--- Supplied data ---

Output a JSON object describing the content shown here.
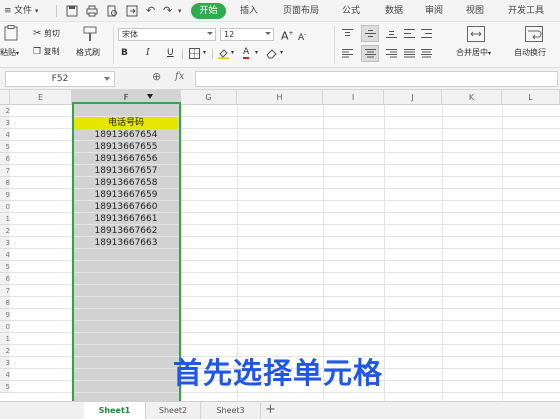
{
  "menubar": {
    "file": "文件",
    "tabs": [
      "开始",
      "插入",
      "页面布局",
      "公式",
      "数据",
      "审阅",
      "视图",
      "开发工具"
    ],
    "active_tab": "开始"
  },
  "ribbon": {
    "paste": "粘贴",
    "cut": "剪切",
    "copy": "复制",
    "format_painter": "格式刷",
    "font_name": "宋体",
    "font_size": "12",
    "grow_font": "A",
    "shrink_font": "A",
    "bold": "B",
    "italic": "I",
    "underline": "U",
    "font_color_label": "A",
    "merge_center": "合并居中",
    "auto_wrap": "自动换行"
  },
  "formula_bar": {
    "name_box": "F52",
    "fx": "fx",
    "formula": ""
  },
  "columns": [
    "E",
    "F",
    "G",
    "H",
    "I",
    "J",
    "K",
    "L"
  ],
  "selected_column": "F",
  "row_numbers": [
    "2",
    "3",
    "4",
    "5",
    "6",
    "7",
    "8",
    "9",
    "0",
    "1",
    "2",
    "3",
    "4",
    "5",
    "6",
    "7",
    "8",
    "9",
    "0",
    "1",
    "2",
    "3",
    "4",
    "5"
  ],
  "table": {
    "header": "电话号码",
    "phones": [
      "18913667654",
      "18913667655",
      "18913667656",
      "18913667657",
      "18913667658",
      "18913667659",
      "18913667660",
      "18913667661",
      "18913667662",
      "18913667663"
    ]
  },
  "subtitle": "首先选择单元格",
  "sheets": [
    "Sheet1",
    "Sheet2",
    "Sheet3"
  ],
  "active_sheet": "Sheet1",
  "add_sheet": "+",
  "colors": {
    "accent_green": "#2fad4e",
    "selection_border": "#36a24a",
    "header_highlight": "#e6e600",
    "subtitle_blue": "#1f58e6"
  }
}
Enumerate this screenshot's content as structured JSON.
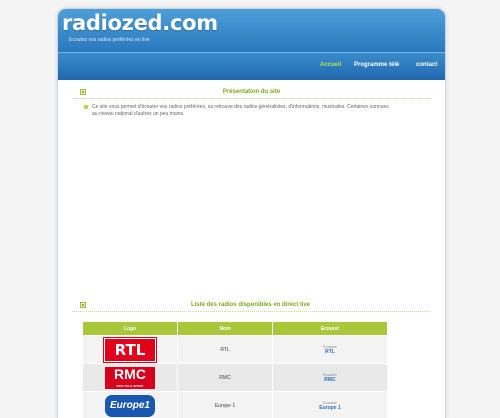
{
  "site": {
    "title": "radiozed.com",
    "tagline": "Ecoutez vos radios préférées en live"
  },
  "nav": {
    "items": [
      {
        "label": "Accueil",
        "active": true
      },
      {
        "label": "Programme télé",
        "active": false
      },
      {
        "label": "contact",
        "active": false
      }
    ]
  },
  "presentation": {
    "title": "Présentation du site",
    "text": "Ce site vous permet d'écouter vos radios préférées, sa retrouve des radios généralistes, d'informations, musicales. Certaines connues au niveau national d'autres un peu moins."
  },
  "radios": {
    "title": "Liste des radios disponibles en direct live",
    "columns": [
      "Logo",
      "Nom",
      "Ecouter"
    ],
    "rows": [
      {
        "logo": "RTL",
        "name": "RTL",
        "listen_label": "Ecouter",
        "listen_link": "RTL"
      },
      {
        "logo": "RMC",
        "logo_sub": "INFO TALK SPORT",
        "name": "RMC",
        "listen_label": "Ecouter",
        "listen_link": "RMC"
      },
      {
        "logo": "Europe1",
        "name": "Europe 1",
        "listen_label": "Ecouter",
        "listen_link": "Europe 1"
      }
    ]
  },
  "colors": {
    "header_blue": "#2a78bd",
    "accent_green": "#7ea81a",
    "table_header": "#a8c83a"
  }
}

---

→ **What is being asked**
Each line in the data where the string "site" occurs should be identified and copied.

→ **Exercise response**
  "site": {
    "title": "Présentation du site",
    "text": "Ce site vous permet d'écouter vos radios préférées, sa retrouve des radios généralistes, d'informations, musicales. Certaines connues au niveau national d'autres un peu moins."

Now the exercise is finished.